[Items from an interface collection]
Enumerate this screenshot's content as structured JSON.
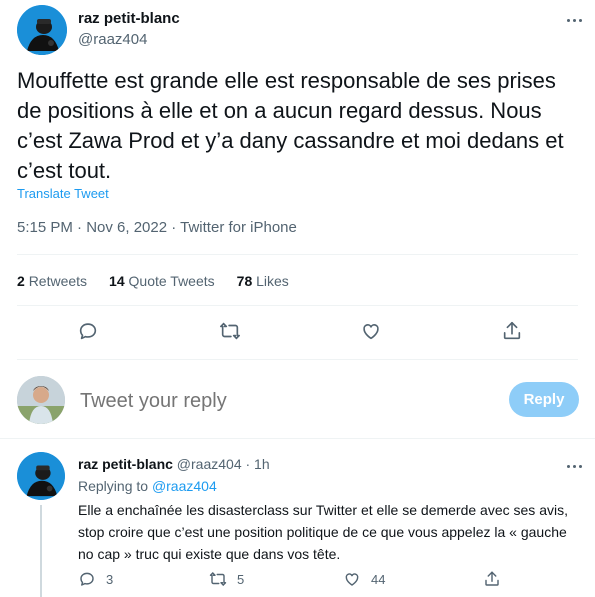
{
  "main_tweet": {
    "author_name": "raz petit-blanc",
    "author_handle": "@raaz404",
    "text": "Mouffette est grande elle est responsable de ses prises de positions à elle et on a aucun regard dessus. Nous c’est Zawa Prod et y’a dany cassandre et moi dedans et c’est tout.",
    "translate_label": "Translate Tweet",
    "timestamp": "5:15 PM · Nov 6, 2022 · Twitter for iPhone",
    "stats": {
      "retweets_count": "2",
      "retweets_label": "Retweets",
      "quotes_count": "14",
      "quotes_label": "Quote Tweets",
      "likes_count": "78",
      "likes_label": "Likes"
    }
  },
  "composer": {
    "placeholder": "Tweet your reply",
    "reply_button": "Reply"
  },
  "reply_tweet": {
    "author_name": "raz petit-blanc",
    "author_handle": "@raaz404",
    "time": "· 1h",
    "replying_to_label": "Replying to",
    "replying_to_handle": "@raaz404",
    "text": "Elle a enchaînée les disasterclass sur Twitter et elle se demerde avec ses avis, stop croire que c’est une position politique de ce que vous appelez la « gauche no cap » truc qui existe que dans vos tête.",
    "counts": {
      "replies": "3",
      "retweets": "5",
      "likes": "44"
    }
  },
  "icons": [
    "more-icon",
    "reply-icon",
    "retweet-icon",
    "like-icon",
    "share-icon"
  ],
  "colors": {
    "accent": "#1d9bf0",
    "reply_button_disabled": "#8ecdf8",
    "secondary_text": "#536471",
    "divider": "#eff3f4"
  }
}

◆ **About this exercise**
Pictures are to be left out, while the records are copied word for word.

◆ **Solution for this exercise**
Enumerate this screenshot's content as structured JSON.
{
  "main_tweet": {
    "author_name": "raz petit-blanc",
    "author_handle": "@raaz404",
    "text": "Mouffette est grande elle est responsable de ses prises de positions à elle et on a aucun regard dessus. Nous c’est Zawa Prod et y’a dany cassandre et moi dedans et c’est tout.",
    "translate_label": "Translate Tweet",
    "timestamp": "5:15 PM · Nov 6, 2022 · Twitter for iPhone",
    "stats": {
      "retweets_count": "2",
      "retweets_label": "Retweets",
      "quotes_count": "14",
      "quotes_label": "Quote Tweets",
      "likes_count": "78",
      "likes_label": "Likes"
    }
  },
  "composer": {
    "placeholder": "Tweet your reply",
    "reply_button": "Reply"
  },
  "reply_tweet": {
    "author_name": "raz petit-blanc",
    "author_handle": "@raaz404",
    "time": "· 1h",
    "replying_to_label": "Replying to",
    "replying_to_handle": "@raaz404",
    "text": "Elle a enchaînée les disasterclass sur Twitter et elle se demerde avec ses avis, stop croire que c’est une position politique de ce que vous appelez la « gauche no cap » truc qui existe que dans vos tête.",
    "counts": {
      "replies": "3",
      "retweets": "5",
      "likes": "44"
    }
  },
  "icons": [
    "more-icon",
    "reply-icon",
    "retweet-icon",
    "like-icon",
    "share-icon"
  ],
  "colors": {
    "accent": "#1d9bf0",
    "reply_button_disabled": "#8ecdf8",
    "secondary_text": "#536471",
    "divider": "#eff3f4"
  }
}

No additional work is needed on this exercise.